Many small business owners don’t know where to start when it comes to building a balance sheet. But it’s often easier than you think, and it’s all about understanding the components involved and putting them in the right places.
In this guide, we’ll look at each component of a small business balance sheet–including assets, liabilities, and equity–to make them easier to understand and organize.
So, if you’re asking how to build a balance sheet for your small business, keep reading. By the time you finish this article, you’ll have more clarity into this process so you can get started.
Understanding the Basics of a Balance Sheet
A balance sheet is crucial for every small business owner. Unlike an income statement detailing revenue and expenses, a balance sheet gives you an instant view of your business’s financial standing.
With a balance sheet, you can see what you own (assets), what you owe (liabilities), and the value left over for owners or shareholders (equity). The golden rule here? Assets equal liabilities plus equity.
Knowing how to build a small business balance sheet will ensure accuracy while giving you confidence in understanding how assets, liabilities, and equity work together to show your business health. Now, let’s move on to building your own.
Building Your Small Business’s Balance Sheet
A balance sheet is a crucial financial tool for any small business. But how do you build one? Follow this step-by-step guide to get started.
Gather Necessary Financial Information
To create your balance sheet, start by gathering all relevant financial documents and data, including those that indicate money being received or expended by your business, such as invoices, receipts, and bank statements. Keep these documents organized, as they’ll form the basis of both current and long-term assets on your balance sheet.
Calculate Assets and Liabilities
The next step involves crunching some numbers. You need to determine what you own (assets) versus what you owe (liabilities).
Current assets include cash, accounts receivable, prepaid expenses, and inventory whereas long-term assets might include property and equipment, investments, and deposits.

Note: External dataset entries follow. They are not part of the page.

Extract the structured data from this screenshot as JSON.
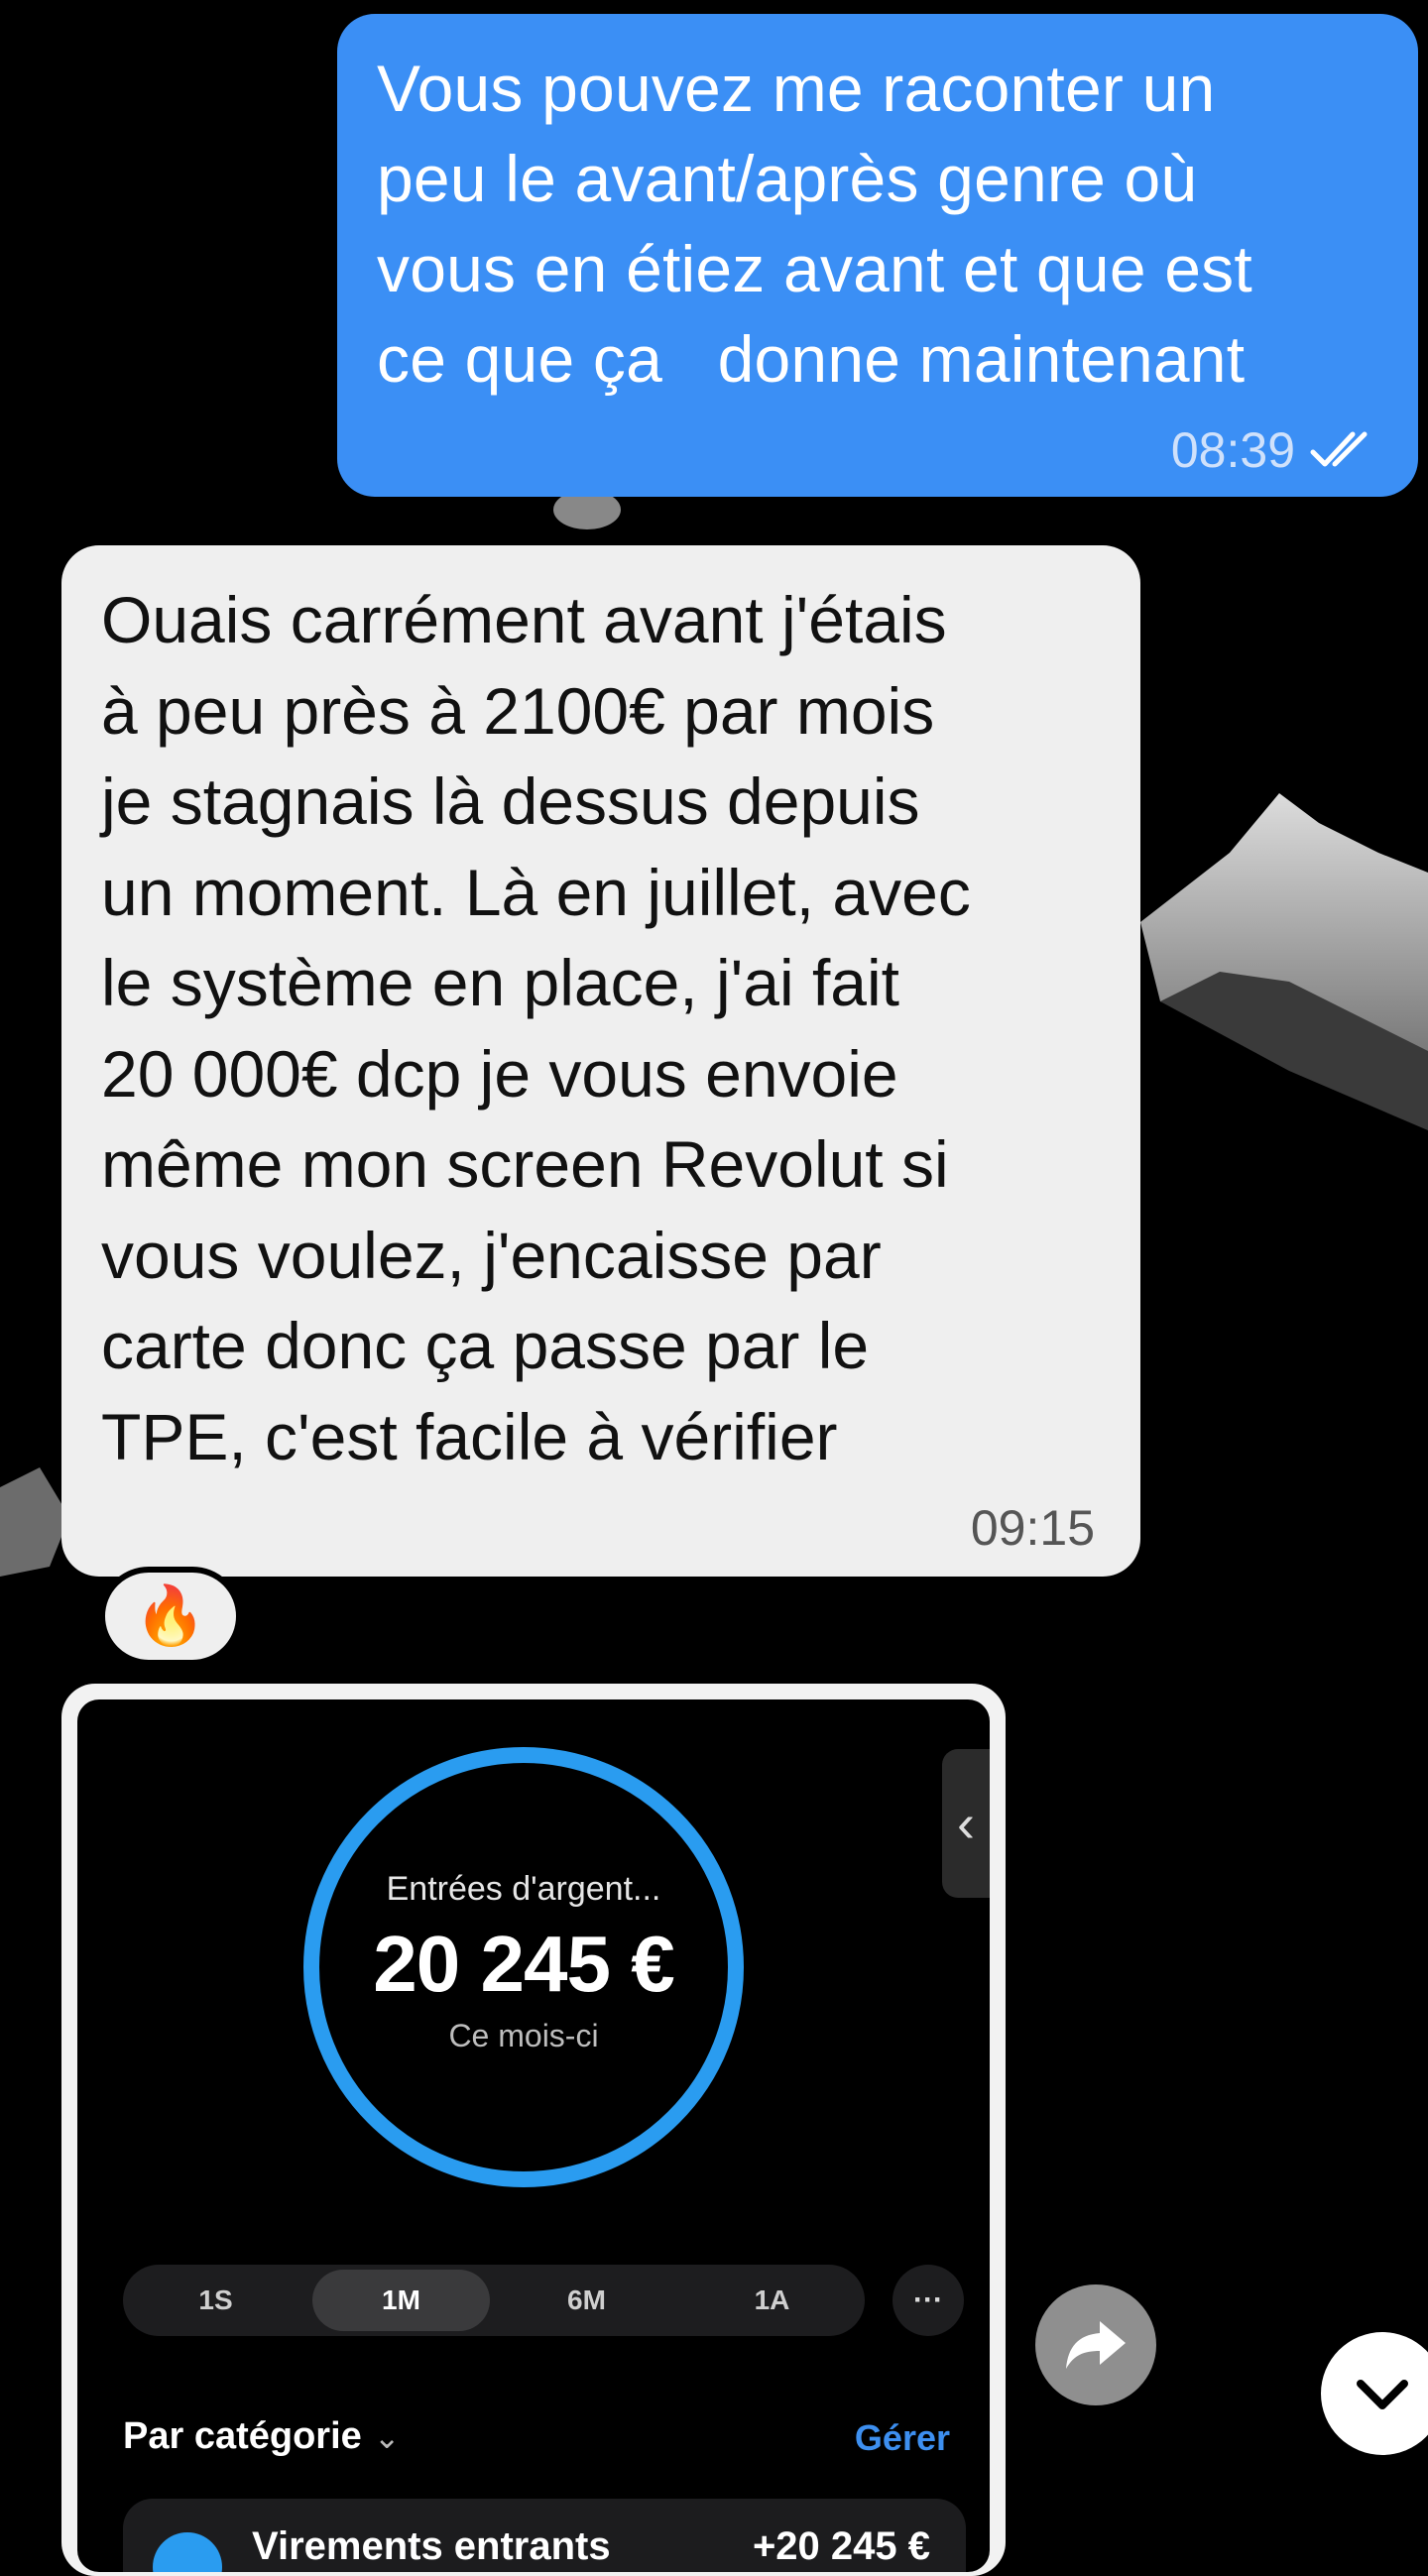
{
  "outgoing_message": {
    "text": "Vous pouvez me raconter un\npeu le avant/après genre où\nvous en étiez avant et que est\nce que ça   donne maintenant",
    "time": "08:39",
    "status_icon": "double-check-icon"
  },
  "incoming_message": {
    "text": "Ouais carrément avant j'étais\nà peu près à 2100€ par mois\nje stagnais là dessus depuis\nun moment. Là en juillet, avec\nle système en place, j'ai fait\n20 000€ dcp je vous envoie\nmême mon screen Revolut si\nvous voulez, j'encaisse par\ncarte donc ça passe par le\nTPE, c'est facile à vérifier",
    "time": "09:15",
    "reaction": "🔥"
  },
  "screenshot_card": {
    "ring_label": "Entrées d'argent...",
    "amount": "20 245 €",
    "period_label": "Ce mois-ci",
    "periods": [
      "1S",
      "1M",
      "6M",
      "1A"
    ],
    "active_period": "1M",
    "more_label": "···",
    "category_title": "Par catégorie",
    "manage_label": "Gérer",
    "row_name": "Virements entrants",
    "row_value": "+20 245 €",
    "accent_color": "#2a9cf0"
  },
  "colors": {
    "outgoing_bubble": "#3b8ff5",
    "incoming_bubble": "#efefef",
    "background": "#000000"
  }
}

In contrast, current liabilities can include short-term debts like accounts payable, accrued liabilities and deferred revenue, while long-term liabilities consist of liabilities due in over one year, including notes payable and capital lease obligations.
Once you have all your data, it’s essential to stay organized when entering it into your balance sheet. There’s no right way to organize your information–simply do so in whatever way makes the most sense for you. This will make your financial data easier to track as time goes on.
The best thing to do is to determine a structure for your data and stick to it. This will help ensure that all information is included. Accounting software can help you stay organized and keep track of everything.
Utilizing Your Balance Sheet for Financial Analysis
The balance sheet is your small business’s financial compass. It functions as a valuable tool for guiding decisions about your small business’s future by providing insight into its current financial situation.
Working Capital and Debt-to-Equity Ratio
Your working capital–the difference between current assets and current liabilities–gives an idea of your short-term liquidity. A high working capital means a better ability to pay off debts. The debt-to-equity ratio reflects the proportion of your business financed by borrowing versus owner’s equity.
Common Pitfalls When Creating a Balance Sheet
There are a few common mistakes business owners make when creating a balance sheet:
- Including personal finances. Including personal finances on your business balance sheet is never a good idea. This will create confusion when determining cash needs and making financial decisions for your business.
- Omitting information. Leaving out assets or liabilities from the balance sheet gives an incomplete and inaccurate picture of your business finances, which can lead to making poor decisions about your business because of missing information.
- Not updating data. Part of having a small business balance sheet is keeping it updated. When you fail to update your balance sheet, the information becomes outdated, meaning it cannot accurately reflect your business’s financial health.
Create Financial Stability for Your Business’s Future
The practical steps we went through on how to build a balance sheet for your small business will help simplify this crucial task. Now that you know how to build a balance sheet, you’re on your way to making smart financial decisions and creating financial stability for your business’s future.